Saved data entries
..........
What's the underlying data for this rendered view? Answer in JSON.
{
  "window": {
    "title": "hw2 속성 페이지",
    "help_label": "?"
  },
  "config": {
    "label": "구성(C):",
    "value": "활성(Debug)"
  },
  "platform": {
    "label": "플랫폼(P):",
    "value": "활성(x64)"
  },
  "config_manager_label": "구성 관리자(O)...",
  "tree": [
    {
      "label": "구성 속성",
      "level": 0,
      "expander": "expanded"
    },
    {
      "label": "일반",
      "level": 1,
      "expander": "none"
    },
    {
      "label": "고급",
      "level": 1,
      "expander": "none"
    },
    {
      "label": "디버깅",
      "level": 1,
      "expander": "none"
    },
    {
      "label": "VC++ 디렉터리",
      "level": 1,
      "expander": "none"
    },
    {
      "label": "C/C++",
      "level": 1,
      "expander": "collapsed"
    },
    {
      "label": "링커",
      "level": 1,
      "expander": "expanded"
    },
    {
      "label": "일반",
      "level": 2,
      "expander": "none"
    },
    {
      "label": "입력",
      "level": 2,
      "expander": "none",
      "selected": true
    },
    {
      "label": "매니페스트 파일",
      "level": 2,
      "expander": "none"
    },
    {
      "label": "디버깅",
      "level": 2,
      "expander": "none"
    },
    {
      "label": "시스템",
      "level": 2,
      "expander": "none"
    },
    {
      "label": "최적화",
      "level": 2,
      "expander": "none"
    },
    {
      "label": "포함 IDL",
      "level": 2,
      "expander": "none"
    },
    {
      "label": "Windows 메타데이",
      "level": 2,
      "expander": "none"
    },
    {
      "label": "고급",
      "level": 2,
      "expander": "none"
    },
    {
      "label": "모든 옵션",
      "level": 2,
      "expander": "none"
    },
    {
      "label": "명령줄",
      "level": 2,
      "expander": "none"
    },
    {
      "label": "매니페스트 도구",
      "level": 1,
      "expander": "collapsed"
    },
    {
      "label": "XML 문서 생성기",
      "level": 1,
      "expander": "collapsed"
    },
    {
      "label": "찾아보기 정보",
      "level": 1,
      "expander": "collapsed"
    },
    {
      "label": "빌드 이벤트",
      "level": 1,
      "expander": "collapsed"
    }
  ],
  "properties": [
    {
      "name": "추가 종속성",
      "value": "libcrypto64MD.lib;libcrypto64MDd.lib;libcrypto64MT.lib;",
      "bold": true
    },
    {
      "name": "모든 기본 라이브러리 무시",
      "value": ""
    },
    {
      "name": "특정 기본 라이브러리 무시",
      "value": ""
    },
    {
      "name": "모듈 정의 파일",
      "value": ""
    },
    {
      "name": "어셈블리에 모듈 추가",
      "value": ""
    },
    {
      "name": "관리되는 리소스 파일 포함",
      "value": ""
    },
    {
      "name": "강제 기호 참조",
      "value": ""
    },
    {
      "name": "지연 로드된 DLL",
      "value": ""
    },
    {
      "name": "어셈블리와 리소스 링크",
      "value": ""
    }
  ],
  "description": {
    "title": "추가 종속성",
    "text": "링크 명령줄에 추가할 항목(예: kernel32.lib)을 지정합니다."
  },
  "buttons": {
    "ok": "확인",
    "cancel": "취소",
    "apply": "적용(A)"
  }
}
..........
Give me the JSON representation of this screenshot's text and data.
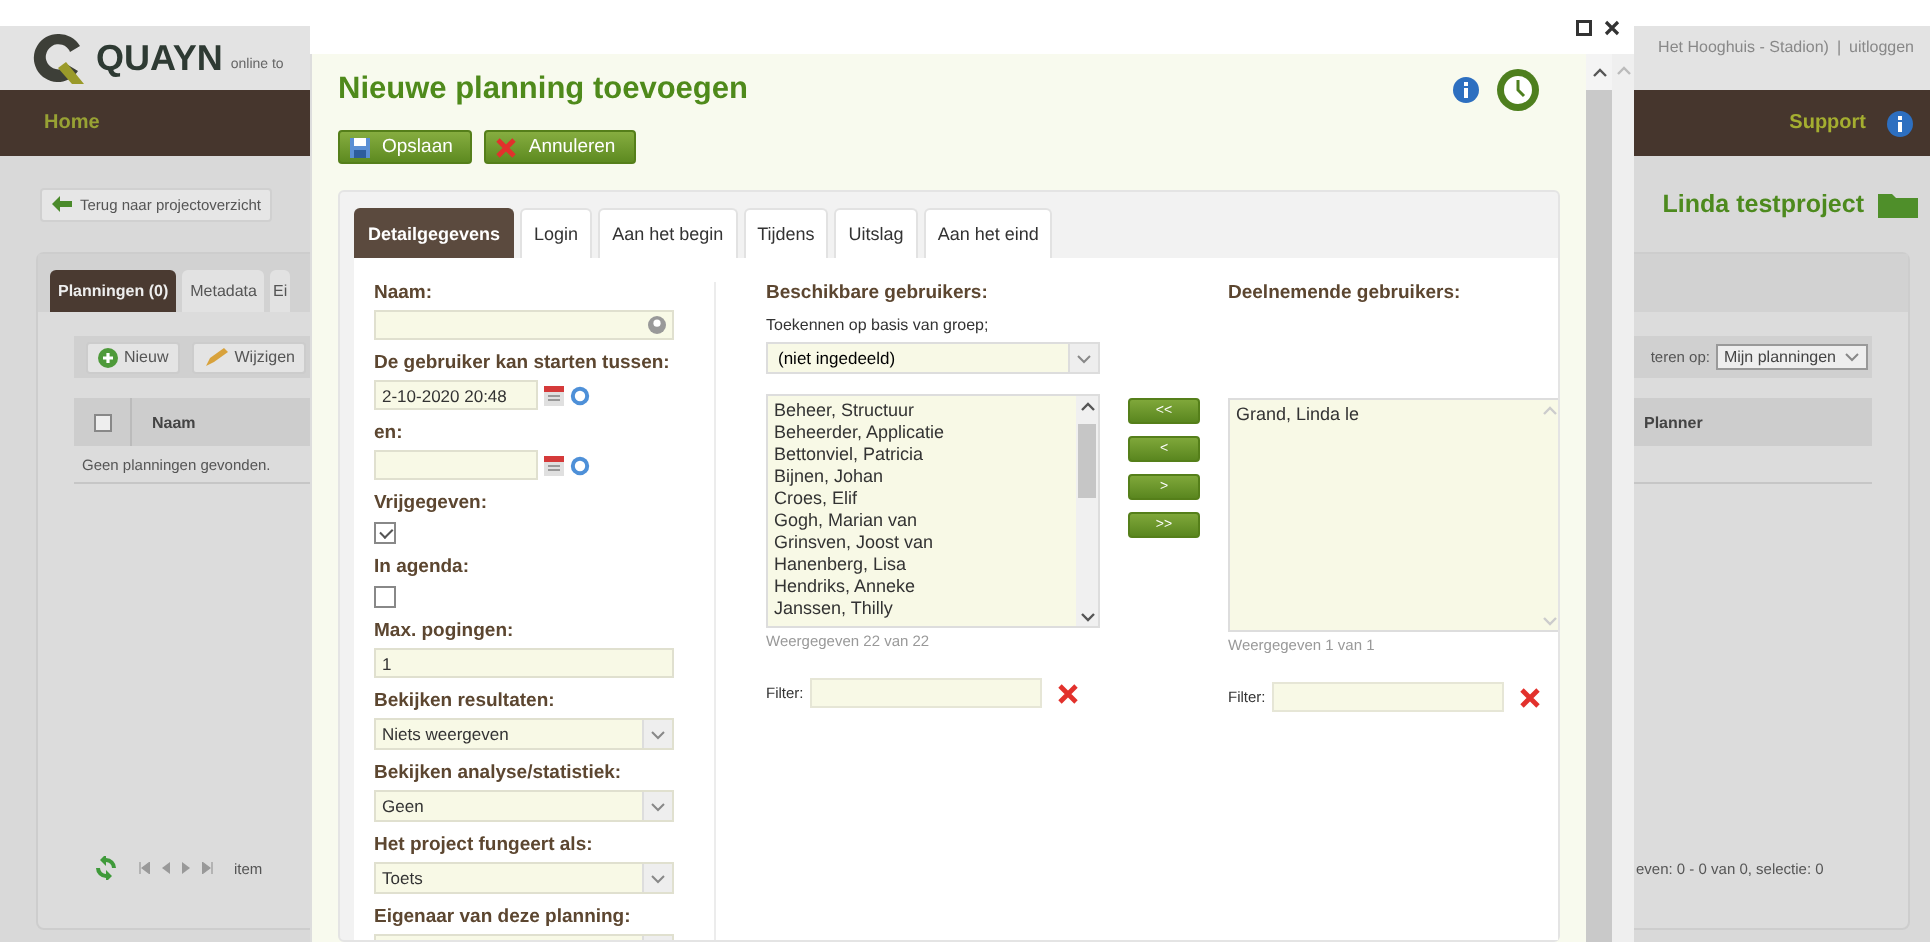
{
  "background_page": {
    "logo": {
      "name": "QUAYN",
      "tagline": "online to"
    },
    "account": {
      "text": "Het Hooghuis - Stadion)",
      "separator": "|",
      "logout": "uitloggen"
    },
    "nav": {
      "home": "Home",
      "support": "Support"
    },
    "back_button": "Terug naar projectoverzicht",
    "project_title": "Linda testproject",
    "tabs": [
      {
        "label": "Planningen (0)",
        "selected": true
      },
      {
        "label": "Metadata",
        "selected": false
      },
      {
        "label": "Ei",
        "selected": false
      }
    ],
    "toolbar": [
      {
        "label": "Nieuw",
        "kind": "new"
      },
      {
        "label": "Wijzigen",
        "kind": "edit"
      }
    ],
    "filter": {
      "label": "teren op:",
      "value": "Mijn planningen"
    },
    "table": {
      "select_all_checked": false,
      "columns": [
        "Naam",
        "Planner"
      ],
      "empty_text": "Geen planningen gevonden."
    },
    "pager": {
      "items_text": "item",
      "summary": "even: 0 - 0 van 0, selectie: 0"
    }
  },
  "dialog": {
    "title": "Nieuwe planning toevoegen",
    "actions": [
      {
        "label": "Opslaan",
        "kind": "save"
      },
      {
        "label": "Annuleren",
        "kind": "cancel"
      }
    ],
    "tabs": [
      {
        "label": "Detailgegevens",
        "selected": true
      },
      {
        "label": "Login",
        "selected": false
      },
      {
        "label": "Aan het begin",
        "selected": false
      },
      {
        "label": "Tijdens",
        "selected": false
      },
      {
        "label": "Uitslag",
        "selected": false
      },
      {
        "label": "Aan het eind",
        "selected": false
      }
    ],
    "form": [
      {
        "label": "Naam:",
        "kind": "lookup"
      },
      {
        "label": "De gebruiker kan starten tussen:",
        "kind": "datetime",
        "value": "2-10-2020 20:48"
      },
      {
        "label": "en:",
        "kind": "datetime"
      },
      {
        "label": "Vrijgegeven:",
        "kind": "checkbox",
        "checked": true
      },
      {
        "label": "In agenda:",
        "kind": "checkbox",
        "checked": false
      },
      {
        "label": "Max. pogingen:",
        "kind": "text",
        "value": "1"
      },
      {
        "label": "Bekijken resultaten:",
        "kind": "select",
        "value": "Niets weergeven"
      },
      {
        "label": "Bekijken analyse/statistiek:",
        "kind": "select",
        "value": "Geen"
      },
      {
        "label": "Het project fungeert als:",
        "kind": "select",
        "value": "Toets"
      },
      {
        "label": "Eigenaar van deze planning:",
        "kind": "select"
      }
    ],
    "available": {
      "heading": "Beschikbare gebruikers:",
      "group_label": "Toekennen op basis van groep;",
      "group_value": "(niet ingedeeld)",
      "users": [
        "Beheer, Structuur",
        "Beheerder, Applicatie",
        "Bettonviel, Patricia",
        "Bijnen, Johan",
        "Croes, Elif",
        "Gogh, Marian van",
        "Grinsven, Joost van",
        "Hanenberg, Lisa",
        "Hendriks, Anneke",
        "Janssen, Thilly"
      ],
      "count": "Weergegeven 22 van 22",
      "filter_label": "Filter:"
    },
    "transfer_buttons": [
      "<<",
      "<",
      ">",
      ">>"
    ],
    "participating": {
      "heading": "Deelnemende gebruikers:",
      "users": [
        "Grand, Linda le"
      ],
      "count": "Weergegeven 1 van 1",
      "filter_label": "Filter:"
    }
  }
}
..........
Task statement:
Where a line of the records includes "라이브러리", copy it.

Task output:
      "name": "모든 기본 라이브러리 무시",
      "name": "특정 기본 라이브러리 무시",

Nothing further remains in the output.